§ WHAT TO WORK ON
Return all of the data exactly, omitting any images.

§ Data records for software interfaces

Start of Block

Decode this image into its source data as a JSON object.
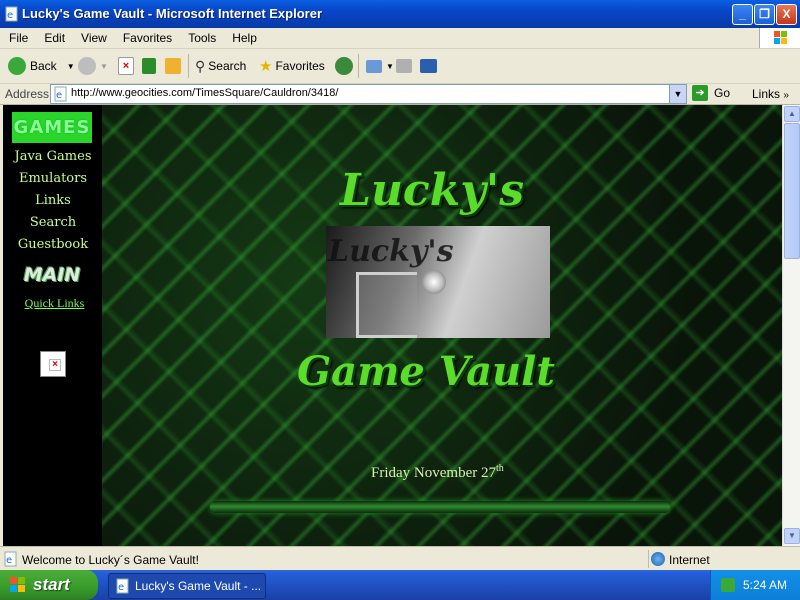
{
  "window": {
    "title": "Lucky's Game Vault - Microsoft Internet Explorer",
    "min_label": "_",
    "max_label": "❐",
    "close_label": "X"
  },
  "menu": [
    "File",
    "Edit",
    "View",
    "Favorites",
    "Tools",
    "Help"
  ],
  "toolbar": {
    "back_label": "Back",
    "search_label": "Search",
    "favorites_label": "Favorites"
  },
  "address": {
    "label": "Address",
    "url": "http://www.geocities.com/TimesSquare/Cauldron/3418/",
    "go_label": "Go",
    "links_label": "Links"
  },
  "sidebar": {
    "header": "GAMES",
    "links": [
      "Java Games",
      "Emulators",
      "Links",
      "Search",
      "Guestbook"
    ],
    "main_label": "MAIN",
    "quick_links": "Quick Links"
  },
  "page": {
    "logo_top": "Lucky's",
    "vault_text": "Lucky's",
    "logo_bottom": "Game Vault",
    "date_text": "Friday November 27",
    "date_suffix": "th"
  },
  "status": {
    "text": "Welcome to Lucky´s Game Vault!",
    "zone": "Internet"
  },
  "taskbar": {
    "start_label": "start",
    "task_label": "Lucky's Game Vault - ...",
    "clock": "5:24 AM"
  },
  "colors": {
    "accent_green": "#5bdc2a",
    "titlebar_blue": "#0845c8"
  }
}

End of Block

§ EXERCISE RESPONSE
Decode this image into its source data as a JSON object.
{
  "window": {
    "title": "Lucky's Game Vault - Microsoft Internet Explorer",
    "min_label": "_",
    "max_label": "❐",
    "close_label": "X"
  },
  "menu": [
    "File",
    "Edit",
    "View",
    "Favorites",
    "Tools",
    "Help"
  ],
  "toolbar": {
    "back_label": "Back",
    "search_label": "Search",
    "favorites_label": "Favorites"
  },
  "address": {
    "label": "Address",
    "url": "http://www.geocities.com/TimesSquare/Cauldron/3418/",
    "go_label": "Go",
    "links_label": "Links"
  },
  "sidebar": {
    "header": "GAMES",
    "links": [
      "Java Games",
      "Emulators",
      "Links",
      "Search",
      "Guestbook"
    ],
    "main_label": "MAIN",
    "quick_links": "Quick Links"
  },
  "page": {
    "logo_top": "Lucky's",
    "vault_text": "Lucky's",
    "logo_bottom": "Game Vault",
    "date_text": "Friday November 27",
    "date_suffix": "th"
  },
  "status": {
    "text": "Welcome to Lucky´s Game Vault!",
    "zone": "Internet"
  },
  "taskbar": {
    "start_label": "start",
    "task_label": "Lucky's Game Vault - ...",
    "clock": "5:24 AM"
  },
  "colors": {
    "accent_green": "#5bdc2a",
    "titlebar_blue": "#0845c8"
  }
}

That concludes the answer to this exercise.